Unlike star anise, nutmeg does not have a medicinal value. In fact, it contains small amounts of a toxin called myristicin, which can cause hallucinations and vomiting in large doses. But nutmeg is usually only used in small quantities in food and is therefore harmless. Food made with nutmeg can be both sweet and savoury, ranging from pasta stuffing in Italy to egg custard tarts in Britain. It can be sold whole, as a powder, as an extract or as nutmeg butter which can be processed for use as a cocoa butter replacement. And it isn’t just used in food – it is also used in the perfume and pharmaceutical industries.
Nutmeg is the small egg-shaped seed of the evergreen tree Myristica fragrans, which, like the clove tree, is indigenous to the Maluku Islands (specifically the Banda Islands). The seed is only harvested for the first time when a tree is more than 7 years old, and the seed produces two spices: nutmeg (the seed) and mace (the outer red lacy seed cover). Mace has a wide range of culinary uses too.
Without these exotic spices many of the dishes we typically associate with Christmas would be rather different. Had they not been discovered and traded so extensively, I wonder what would have taken their place?
Mulled wine recipe
What better way of using all these spices together than by making some delicious mulled wine? Try this method, perfected from various recipes by the Guardian’s Felicity Cloake. It will give you around 12 servings.
2 unwaxed oranges
1 lemon, peel only
150g caster sugar
5 cloves, plus extra for garnish
5 cardamom pods, bruised
2 star anise
1 cinnamon stick
A pinch of freshly grated nutmeg
2 bottles of fruity, unoaked red wine
150ml ginger wine
1 Peel and juice one orange, and add to a large saucepan along with the lemon peel, sugar and spices. Add enough wine to just cover the sugar, and heat gently until the sugar has dissolved, stirring occasionally. Bring to the boil and cook for 5-8 minutes until you have a thick syrup.
2 Meanwhile, if you’re serving the mulled wine immediately, stud the second orange with 6 vertical lines of cloves, and then cut into segments to use as a garnish.
3 Turn the heat down, and pour the rest of the wine into the saucepan, along with the ginger wine. Gently heat through and serve with the orange segments as a garnish. Alternatively, you can allow the syrup to cool, and pour it into sterilised bottles for use at a later date.

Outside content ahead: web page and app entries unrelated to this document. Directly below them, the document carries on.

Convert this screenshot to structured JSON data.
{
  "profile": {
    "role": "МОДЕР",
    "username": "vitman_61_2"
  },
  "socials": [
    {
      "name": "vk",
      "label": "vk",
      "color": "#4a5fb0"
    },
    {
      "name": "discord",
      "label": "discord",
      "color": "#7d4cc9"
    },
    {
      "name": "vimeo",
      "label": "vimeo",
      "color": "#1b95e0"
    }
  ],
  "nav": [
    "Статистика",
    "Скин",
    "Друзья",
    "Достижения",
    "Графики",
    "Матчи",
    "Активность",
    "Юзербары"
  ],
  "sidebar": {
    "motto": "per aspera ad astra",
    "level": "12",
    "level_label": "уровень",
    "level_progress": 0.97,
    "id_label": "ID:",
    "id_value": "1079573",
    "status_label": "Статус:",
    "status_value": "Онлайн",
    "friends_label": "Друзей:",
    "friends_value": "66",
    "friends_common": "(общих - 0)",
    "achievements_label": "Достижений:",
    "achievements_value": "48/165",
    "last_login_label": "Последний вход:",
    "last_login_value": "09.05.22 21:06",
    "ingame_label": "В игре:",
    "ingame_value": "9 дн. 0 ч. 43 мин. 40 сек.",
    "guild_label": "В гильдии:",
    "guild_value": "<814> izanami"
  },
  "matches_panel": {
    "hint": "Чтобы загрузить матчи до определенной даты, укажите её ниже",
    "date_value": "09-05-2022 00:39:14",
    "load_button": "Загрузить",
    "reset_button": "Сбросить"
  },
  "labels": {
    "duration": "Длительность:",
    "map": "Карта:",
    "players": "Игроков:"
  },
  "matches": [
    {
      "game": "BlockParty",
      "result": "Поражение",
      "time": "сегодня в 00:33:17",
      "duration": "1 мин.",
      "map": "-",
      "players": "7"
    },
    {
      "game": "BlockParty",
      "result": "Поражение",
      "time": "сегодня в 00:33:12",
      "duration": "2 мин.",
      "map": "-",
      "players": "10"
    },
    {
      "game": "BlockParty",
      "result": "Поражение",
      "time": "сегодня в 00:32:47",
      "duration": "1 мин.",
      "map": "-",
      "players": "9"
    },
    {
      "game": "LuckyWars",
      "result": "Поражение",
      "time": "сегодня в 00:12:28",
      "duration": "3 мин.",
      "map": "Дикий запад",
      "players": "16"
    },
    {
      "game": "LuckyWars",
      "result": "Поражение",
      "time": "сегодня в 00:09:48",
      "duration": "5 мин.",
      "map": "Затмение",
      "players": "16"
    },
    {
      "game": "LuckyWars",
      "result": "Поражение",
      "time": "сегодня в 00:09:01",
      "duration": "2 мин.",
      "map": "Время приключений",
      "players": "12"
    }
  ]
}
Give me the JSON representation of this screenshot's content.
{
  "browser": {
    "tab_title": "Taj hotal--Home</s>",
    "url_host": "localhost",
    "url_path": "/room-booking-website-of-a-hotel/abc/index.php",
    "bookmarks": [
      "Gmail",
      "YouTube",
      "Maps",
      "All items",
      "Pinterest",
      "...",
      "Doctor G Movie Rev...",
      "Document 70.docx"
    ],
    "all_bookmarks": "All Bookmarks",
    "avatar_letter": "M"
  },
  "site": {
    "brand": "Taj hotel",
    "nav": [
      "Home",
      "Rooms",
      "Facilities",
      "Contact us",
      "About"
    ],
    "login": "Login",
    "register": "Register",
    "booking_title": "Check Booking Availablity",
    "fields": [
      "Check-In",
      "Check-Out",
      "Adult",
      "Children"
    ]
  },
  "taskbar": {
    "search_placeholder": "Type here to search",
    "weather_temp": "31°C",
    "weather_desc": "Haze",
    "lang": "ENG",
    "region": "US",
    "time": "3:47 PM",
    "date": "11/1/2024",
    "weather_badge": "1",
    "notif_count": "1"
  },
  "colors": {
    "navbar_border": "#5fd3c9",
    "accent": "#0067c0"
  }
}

Have a look at all our Christmas-themed posts here, including last year’s post on Christmas plants and yesterday’s post on plants used at Christmas around the world.
Annis is a PhD student at the John Innes Centre. She tweets as @Annis_R_90.
Featured image: Flickr/Dennis Wilkinson.